Guerrilla review: A 1970s gold rush of radicalism
What’s good enough for Derry is good enough for Brixton, in Sky’s tough new show on an overlooked British history
Guerrilla ties to hit a number of moving targets
The most subversive streak within John Ridley’s Guerrilla (Sky Atlantic, Thursday, 9pm) a transatlantic co-production between Sky and Showtime, is to depict the early 1970s as a gold rush of radicalism – of still inchoate ideologies and nascent causes looking for alliance. When, early in the series, a handful of black British revolutionaries attempt to form a cell, they go shopping for assistance from likeminded movements. Deemed insufficiently Marxist-Leninist by the Baader-Meinhoff Group, they are advised to try a self-determinist group like the PLO instead.
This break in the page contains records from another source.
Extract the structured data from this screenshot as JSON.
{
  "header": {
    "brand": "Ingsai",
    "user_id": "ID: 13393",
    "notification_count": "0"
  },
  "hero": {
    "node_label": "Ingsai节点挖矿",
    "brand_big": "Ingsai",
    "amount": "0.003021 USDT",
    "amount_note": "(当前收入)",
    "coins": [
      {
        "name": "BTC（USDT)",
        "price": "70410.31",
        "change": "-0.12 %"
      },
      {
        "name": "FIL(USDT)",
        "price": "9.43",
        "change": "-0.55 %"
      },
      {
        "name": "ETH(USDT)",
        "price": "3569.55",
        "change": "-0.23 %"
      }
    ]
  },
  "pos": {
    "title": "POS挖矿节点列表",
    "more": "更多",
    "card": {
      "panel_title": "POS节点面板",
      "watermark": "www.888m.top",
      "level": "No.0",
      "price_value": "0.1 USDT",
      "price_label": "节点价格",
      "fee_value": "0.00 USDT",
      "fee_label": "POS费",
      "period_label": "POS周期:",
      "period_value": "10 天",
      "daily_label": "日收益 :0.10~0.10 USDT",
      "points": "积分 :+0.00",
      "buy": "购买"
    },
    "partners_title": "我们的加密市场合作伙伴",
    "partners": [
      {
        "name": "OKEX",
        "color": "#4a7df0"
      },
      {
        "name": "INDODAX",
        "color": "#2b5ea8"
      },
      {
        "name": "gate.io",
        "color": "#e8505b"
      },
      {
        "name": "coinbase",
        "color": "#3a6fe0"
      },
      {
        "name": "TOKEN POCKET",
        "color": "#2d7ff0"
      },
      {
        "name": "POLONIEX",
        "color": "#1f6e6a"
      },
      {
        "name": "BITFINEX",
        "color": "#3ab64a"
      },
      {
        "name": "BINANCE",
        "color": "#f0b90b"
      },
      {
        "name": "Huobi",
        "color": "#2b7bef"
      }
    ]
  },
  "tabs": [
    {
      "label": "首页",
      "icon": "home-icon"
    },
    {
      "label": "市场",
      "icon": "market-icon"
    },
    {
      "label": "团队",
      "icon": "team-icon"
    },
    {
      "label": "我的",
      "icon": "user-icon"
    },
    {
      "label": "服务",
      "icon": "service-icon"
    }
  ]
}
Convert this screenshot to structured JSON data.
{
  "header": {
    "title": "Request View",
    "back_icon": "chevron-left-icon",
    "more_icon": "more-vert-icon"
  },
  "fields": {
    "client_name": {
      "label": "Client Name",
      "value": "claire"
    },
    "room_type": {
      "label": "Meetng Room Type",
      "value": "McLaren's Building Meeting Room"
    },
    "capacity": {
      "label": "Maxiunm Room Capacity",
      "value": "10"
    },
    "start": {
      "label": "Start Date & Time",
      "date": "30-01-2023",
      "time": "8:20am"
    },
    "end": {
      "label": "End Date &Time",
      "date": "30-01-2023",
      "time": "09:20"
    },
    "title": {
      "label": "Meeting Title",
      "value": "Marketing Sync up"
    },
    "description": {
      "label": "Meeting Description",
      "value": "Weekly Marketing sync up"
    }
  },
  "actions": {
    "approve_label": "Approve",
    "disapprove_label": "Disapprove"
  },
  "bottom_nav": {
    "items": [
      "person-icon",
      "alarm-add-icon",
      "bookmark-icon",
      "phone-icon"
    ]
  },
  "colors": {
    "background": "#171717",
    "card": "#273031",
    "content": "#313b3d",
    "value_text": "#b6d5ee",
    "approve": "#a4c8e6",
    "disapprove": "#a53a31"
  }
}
What difference does it make? “We all benefit from destabilisation.”
It’s a grimly comic scene about ideals and actions in a series that otherwise sees radicalisation as the result of systematic oppression, police brutality and a kind of desperate improvisation.
Marcus (Babou Ceesay) and Jas (Freida Pinto), an young interracial couple, start out as earnest activists, championing the incarcerated Dhari (Nathaniel Martello-White) whose radical, Maoist writings have made him an underground phenomenon. When another friend is killed by forces within the Special Branch Black Power Desk, Marcus and Jas spring Dhari from prison, with irreversibly violent consequences. Whether they are now soldiers or stooges, however, only history, or at least further episodes, will tell.
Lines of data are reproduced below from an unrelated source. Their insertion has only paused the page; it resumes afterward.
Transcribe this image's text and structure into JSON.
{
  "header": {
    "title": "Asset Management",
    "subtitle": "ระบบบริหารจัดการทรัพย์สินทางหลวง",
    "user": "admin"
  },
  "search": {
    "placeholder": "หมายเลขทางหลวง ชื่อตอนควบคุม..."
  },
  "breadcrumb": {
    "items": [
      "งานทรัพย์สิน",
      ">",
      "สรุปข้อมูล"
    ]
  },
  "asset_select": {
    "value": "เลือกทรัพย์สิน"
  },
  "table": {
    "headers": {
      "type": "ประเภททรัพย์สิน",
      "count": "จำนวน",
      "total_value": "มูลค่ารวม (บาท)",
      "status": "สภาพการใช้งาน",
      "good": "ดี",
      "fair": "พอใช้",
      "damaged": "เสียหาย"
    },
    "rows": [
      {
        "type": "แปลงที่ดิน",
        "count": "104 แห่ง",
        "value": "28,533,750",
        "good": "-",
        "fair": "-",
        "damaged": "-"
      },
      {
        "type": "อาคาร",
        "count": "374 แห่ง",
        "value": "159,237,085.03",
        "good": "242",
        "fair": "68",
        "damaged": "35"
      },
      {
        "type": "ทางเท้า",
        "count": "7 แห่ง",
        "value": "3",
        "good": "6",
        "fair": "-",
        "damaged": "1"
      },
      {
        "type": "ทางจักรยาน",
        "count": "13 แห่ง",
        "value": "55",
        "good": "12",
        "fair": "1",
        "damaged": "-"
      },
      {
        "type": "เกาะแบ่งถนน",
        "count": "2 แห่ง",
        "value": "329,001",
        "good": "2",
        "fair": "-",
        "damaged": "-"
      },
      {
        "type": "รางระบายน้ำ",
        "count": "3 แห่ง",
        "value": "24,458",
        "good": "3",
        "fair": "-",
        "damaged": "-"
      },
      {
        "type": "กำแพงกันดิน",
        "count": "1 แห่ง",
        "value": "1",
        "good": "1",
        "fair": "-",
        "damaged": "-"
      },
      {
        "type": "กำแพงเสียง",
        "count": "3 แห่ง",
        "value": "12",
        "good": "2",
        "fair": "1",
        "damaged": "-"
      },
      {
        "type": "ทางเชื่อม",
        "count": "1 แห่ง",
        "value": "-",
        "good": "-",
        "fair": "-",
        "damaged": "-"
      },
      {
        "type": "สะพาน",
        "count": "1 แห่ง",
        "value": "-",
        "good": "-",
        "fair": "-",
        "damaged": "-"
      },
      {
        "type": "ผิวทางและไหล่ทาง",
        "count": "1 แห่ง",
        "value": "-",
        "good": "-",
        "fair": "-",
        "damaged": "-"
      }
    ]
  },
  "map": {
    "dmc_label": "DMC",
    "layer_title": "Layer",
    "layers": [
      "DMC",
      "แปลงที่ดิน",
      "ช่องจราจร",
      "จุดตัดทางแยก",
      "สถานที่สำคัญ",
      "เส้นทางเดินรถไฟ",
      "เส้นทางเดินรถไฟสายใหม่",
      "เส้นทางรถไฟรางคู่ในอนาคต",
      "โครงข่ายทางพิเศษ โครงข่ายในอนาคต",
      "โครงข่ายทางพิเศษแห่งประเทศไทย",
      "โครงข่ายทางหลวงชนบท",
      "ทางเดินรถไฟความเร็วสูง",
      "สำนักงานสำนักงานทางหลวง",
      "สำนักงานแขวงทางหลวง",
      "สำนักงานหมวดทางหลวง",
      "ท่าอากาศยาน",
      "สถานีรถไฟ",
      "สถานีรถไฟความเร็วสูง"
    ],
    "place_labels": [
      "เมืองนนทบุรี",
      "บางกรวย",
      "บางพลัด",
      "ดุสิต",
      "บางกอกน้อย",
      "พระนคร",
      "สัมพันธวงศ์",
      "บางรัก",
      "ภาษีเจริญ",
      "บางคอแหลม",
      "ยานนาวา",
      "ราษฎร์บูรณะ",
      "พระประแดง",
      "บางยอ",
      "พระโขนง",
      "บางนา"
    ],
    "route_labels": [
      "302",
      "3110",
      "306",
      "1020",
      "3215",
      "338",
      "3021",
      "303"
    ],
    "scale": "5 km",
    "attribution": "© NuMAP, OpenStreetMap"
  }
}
Pinto’s prominence has drawn criticism from black rights groups, uneasy to find an Asian freedom fighter leading a narrative of black power. It may not help that Ridley’s camera is clearly fixated with Pinto, idling on her face during pivotal dialogues. “Don’t reduce me to my looks,” Jas tells Kent, a similarly obsessed, if cooler-tempered artist played by Idris Elba. That seems like good advice. Ridley’s attention feels deliberate, though, making Jas both Guerrilla’s primary focus and its central question: leading the charge, yet side-lined by the men, she is the more radical, but is dismissed as merely chic.
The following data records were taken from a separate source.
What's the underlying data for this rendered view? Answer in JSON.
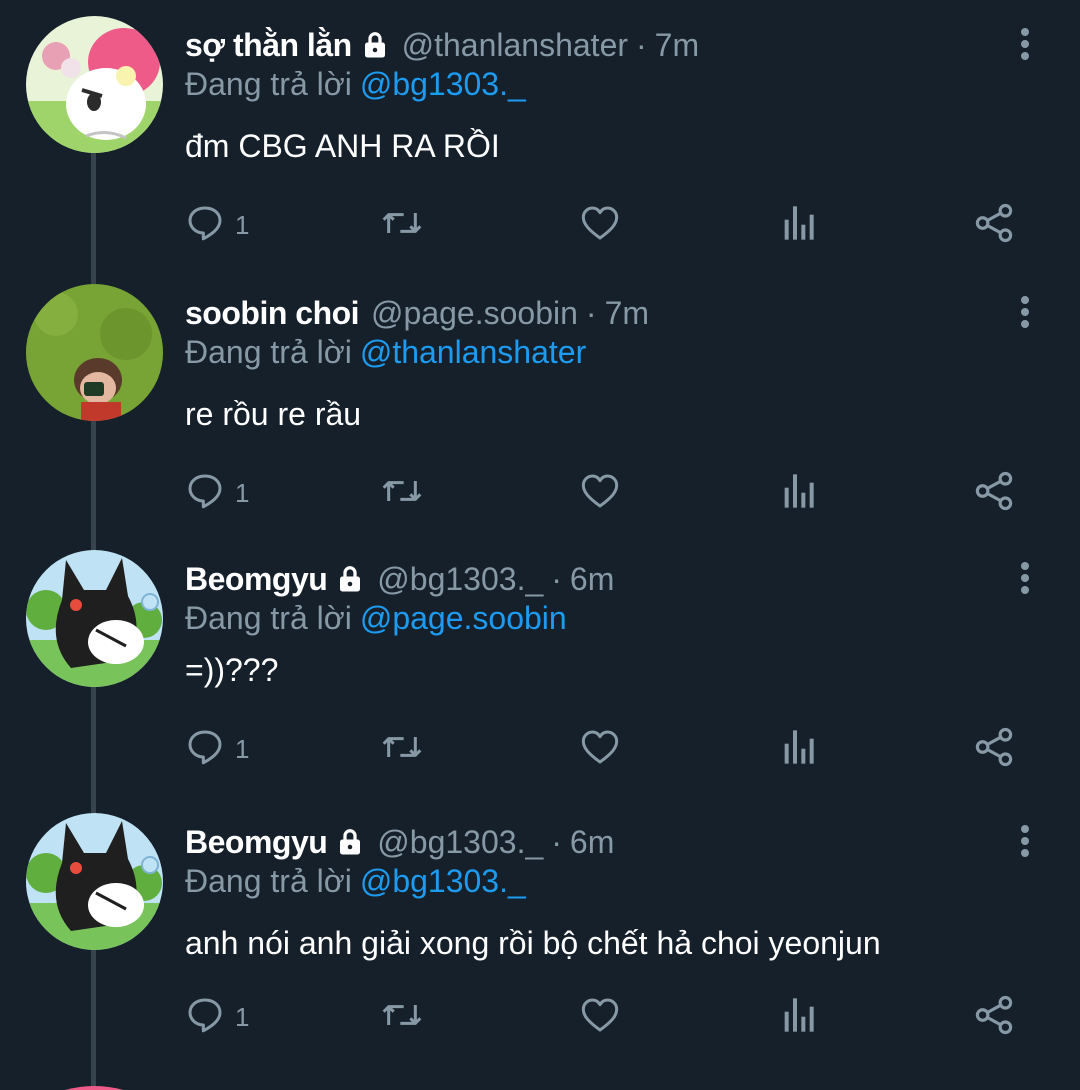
{
  "colors": {
    "background": "#15202b",
    "muted": "#8899a6",
    "link": "#1d9bf0",
    "thread_line": "#38444d"
  },
  "labels": {
    "replying_to": "Đang trả lời",
    "separator": "·"
  },
  "tweets": [
    {
      "display_name": "sợ thằn lằn",
      "locked": true,
      "handle": "@thanlanshater",
      "time": "7m",
      "reply_to": "@bg1303._",
      "text": "đm CBG ANH RA RỒI",
      "reply_count": "1",
      "avatar": "pink-bunny-avatar"
    },
    {
      "display_name": "soobin choi",
      "locked": false,
      "handle": "@page.soobin",
      "time": "7m",
      "reply_to": "@thanlanshater",
      "text": "re rồu re rầu",
      "reply_count": "1",
      "avatar": "grass-photo-avatar"
    },
    {
      "display_name": "Beomgyu",
      "locked": true,
      "handle": "@bg1303._",
      "time": "6m",
      "reply_to": "@page.soobin",
      "text": "=))???",
      "reply_count": "1",
      "avatar": "black-bunny-avatar"
    },
    {
      "display_name": "Beomgyu",
      "locked": true,
      "handle": "@bg1303._",
      "time": "6m",
      "reply_to": "@bg1303._",
      "text": "anh nói anh giải xong rồi bộ chết hả choi yeonjun",
      "reply_count": "1",
      "avatar": "black-bunny-avatar"
    }
  ],
  "icons": {
    "reply": "reply-icon",
    "retweet": "retweet-icon",
    "like": "heart-icon",
    "analytics": "analytics-icon",
    "share": "share-icon",
    "more": "more-vertical-icon",
    "lock": "lock-icon"
  }
}
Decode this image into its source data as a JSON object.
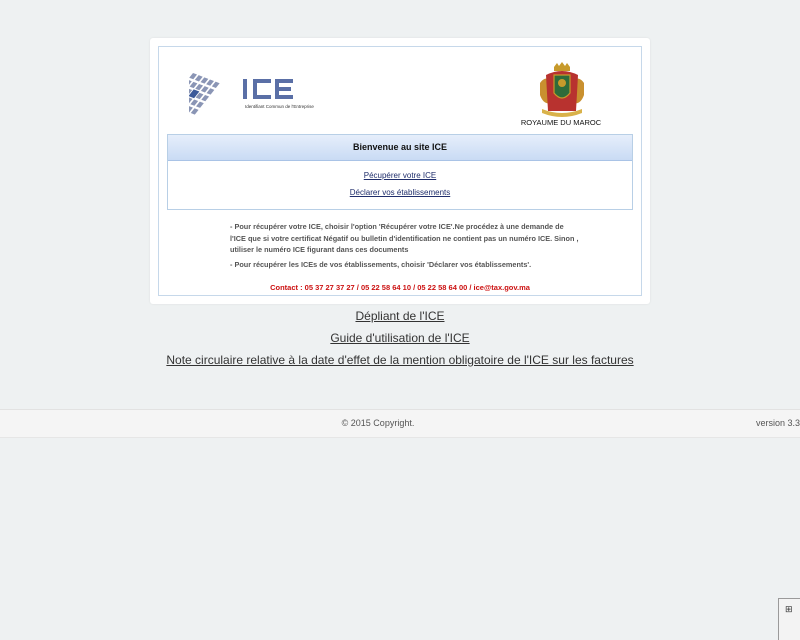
{
  "header": {
    "logo_text": "ICE",
    "logo_tagline": "Identifiant Commun de l'Entreprise",
    "royaume_label": "ROYAUME DU MAROC"
  },
  "welcome": {
    "title": "Bienvenue au site ICE",
    "link_recuperer": "Pécupérer votre ICE",
    "link_declarer": "Déclarer vos établissements"
  },
  "info": {
    "paragraph_1": "- Pour récupérer votre ICE, choisir l'option 'Récupérer votre ICE'.Ne procédez à une demande de l'ICE que si votre certificat Négatif ou bulletin d'identification ne contient pas un numéro ICE. Sinon , utiliser le numéro ICE figurant dans ces documents",
    "paragraph_2": "- Pour récupérer les ICEs de vos établissements, choisir 'Déclarer vos établissements'.",
    "contact": "Contact : 05 37 27 37 27 / 05 22 58 64 10 / 05 22 58 64 00 / ice@tax.gov.ma"
  },
  "documents": {
    "depliant": "Dépliant de l'ICE",
    "guide": "Guide d'utilisation de l'ICE",
    "note": "Note circulaire relative à la date d'effet de la mention obligatoire de l'ICE sur les factures"
  },
  "footer": {
    "copyright": "© 2015 Copyright.",
    "version": "version 3.3"
  },
  "colors": {
    "accent_red": "#cc1111",
    "logo_blue": "#5a6fa6",
    "header_gradient_bottom": "#c9dbf4",
    "border_blue": "#b8cfe6"
  },
  "icons": {
    "logo_grid": "ice-grid-icon",
    "emblem": "moroccan-coat-of-arms-icon"
  }
}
The show is elsewhere fascinated with tentatively overlapping political concerns, where black activists turn to a mercenary IRA for assistance (“What they’re doing in Derry is coming to Brixton, ” someone cheers). Ridley even allows one curiously American phrase a much broader currency here, where ignominious police act “under the colour of authority”. It’s hard to decide from what position Guerrilla is shooting, but that’s the colour it places in the crosshairs.